When I was a kid, our family doctor was a crusty, opinionated, spry man who loved his patients and who’d given his life to his general practice. I recall him sitting at my brother’s bedside for an entire night during an attack of croup, ready to do a tracheotomy if needed… as he later confided to my mom. He kept his practice going until his late 70s and I doubt if he ever reconsidered his decision to go into medicine. Even though I had not planned a career as a physician (but that is another story!), I think deep down he was my role model for a doctor.
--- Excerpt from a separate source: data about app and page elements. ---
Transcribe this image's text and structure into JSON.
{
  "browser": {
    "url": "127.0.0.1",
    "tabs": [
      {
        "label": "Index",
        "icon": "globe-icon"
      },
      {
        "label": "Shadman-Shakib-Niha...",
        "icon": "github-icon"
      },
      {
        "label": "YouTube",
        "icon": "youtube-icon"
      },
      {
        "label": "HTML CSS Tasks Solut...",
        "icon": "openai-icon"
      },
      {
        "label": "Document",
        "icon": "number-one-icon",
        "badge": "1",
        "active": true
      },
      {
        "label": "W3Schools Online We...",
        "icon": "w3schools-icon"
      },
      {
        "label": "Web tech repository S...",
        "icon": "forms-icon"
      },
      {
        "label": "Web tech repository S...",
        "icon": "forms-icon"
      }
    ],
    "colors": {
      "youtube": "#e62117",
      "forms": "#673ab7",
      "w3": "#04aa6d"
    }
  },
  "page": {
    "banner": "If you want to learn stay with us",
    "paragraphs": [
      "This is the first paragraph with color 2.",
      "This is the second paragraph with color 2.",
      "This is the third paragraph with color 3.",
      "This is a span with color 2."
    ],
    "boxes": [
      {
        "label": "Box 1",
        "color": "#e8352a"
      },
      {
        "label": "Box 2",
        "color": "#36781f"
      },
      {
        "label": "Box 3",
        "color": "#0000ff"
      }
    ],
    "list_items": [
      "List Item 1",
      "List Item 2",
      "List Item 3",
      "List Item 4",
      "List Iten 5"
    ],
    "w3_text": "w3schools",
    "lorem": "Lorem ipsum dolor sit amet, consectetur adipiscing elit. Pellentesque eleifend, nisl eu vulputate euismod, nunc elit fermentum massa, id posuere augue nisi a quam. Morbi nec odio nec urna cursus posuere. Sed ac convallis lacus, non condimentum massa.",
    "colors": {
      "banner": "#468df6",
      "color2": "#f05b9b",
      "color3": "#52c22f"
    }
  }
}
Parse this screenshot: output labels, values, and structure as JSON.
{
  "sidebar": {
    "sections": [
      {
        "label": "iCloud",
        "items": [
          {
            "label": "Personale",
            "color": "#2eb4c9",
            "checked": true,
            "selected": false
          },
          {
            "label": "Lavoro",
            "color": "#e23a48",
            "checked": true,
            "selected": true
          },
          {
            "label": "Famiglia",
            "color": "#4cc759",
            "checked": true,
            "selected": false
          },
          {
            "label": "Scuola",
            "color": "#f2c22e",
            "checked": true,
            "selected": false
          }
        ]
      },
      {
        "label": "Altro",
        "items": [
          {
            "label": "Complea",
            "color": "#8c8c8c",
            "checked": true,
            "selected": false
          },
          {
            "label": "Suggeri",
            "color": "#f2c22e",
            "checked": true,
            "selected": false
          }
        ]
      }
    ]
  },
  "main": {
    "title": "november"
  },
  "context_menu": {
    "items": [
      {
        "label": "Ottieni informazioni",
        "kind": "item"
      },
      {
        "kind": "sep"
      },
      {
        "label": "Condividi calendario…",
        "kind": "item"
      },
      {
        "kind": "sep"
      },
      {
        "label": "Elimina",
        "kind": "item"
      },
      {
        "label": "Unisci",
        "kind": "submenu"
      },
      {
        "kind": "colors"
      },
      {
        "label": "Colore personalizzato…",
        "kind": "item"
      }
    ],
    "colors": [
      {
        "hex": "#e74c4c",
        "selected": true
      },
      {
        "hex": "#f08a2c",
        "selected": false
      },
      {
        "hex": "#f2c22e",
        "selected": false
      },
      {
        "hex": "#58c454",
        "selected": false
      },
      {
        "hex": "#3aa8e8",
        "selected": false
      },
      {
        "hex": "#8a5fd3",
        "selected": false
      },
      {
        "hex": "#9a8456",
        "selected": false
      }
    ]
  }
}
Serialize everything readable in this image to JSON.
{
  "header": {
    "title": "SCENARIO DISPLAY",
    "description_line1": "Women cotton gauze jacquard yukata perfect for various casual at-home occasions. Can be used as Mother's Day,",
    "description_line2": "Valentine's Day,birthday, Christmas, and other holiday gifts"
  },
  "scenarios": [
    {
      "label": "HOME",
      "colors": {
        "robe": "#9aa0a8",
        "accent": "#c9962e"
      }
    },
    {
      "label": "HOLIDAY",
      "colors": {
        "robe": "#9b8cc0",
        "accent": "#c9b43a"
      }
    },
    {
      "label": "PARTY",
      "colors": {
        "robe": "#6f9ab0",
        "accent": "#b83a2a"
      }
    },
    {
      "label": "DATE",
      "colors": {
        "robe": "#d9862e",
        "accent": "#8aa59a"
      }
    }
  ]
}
Most of my readers know my story of career change, but you probably don’t know that even now, my career continues to evolve. I recently took on a project as a consulting medical director to a company engaged in evaluating the impact of physician continuing medical education on how doctors’ practices change after an educational program, and how patients are ultimately impacted by this new or refreshed knowledge.
Why did I embark on this project? Am I giving up physician coaching? Am I moving on from my business? These are questions I’ve been asked, and I’ve given them all some thought.
The nature of these questions signifies a fundamental assumption that, to be considered stable and sane, we must remained attached to “one occupation” and that if anything changes in that equation, we are surely about to make a move because we are unhappy.
I added this new patch of work to my career quilt because I spotted a fascinating opportunity – a chance to do things that I truly love, such as research information, analyze, and write. I’m happily reading clinical medicine again — and being blown away by the advances since I quit medical practice!
And I continue to coach clients and consult with medical practices to improve their results and raise a kid and write this blog and … I’m keeping my eyes open for the next opportunity that catches my fancy.
I’m here to argue that the contemporary career of an entrepreneurial physician can and perhaps should be a map of conjoined states — it can contain clinical practice AND an Internet business AND writing a book AND taking on a consulting project AND inventing a clinical device AND protoyping AND manufacturing a new infant toy AND being part of a family and community.
Doesn’t that sound more exhilarating to you than feeling stuck in one gear?
Isn’t is time to shift that gear from “either … or” to “and … and”?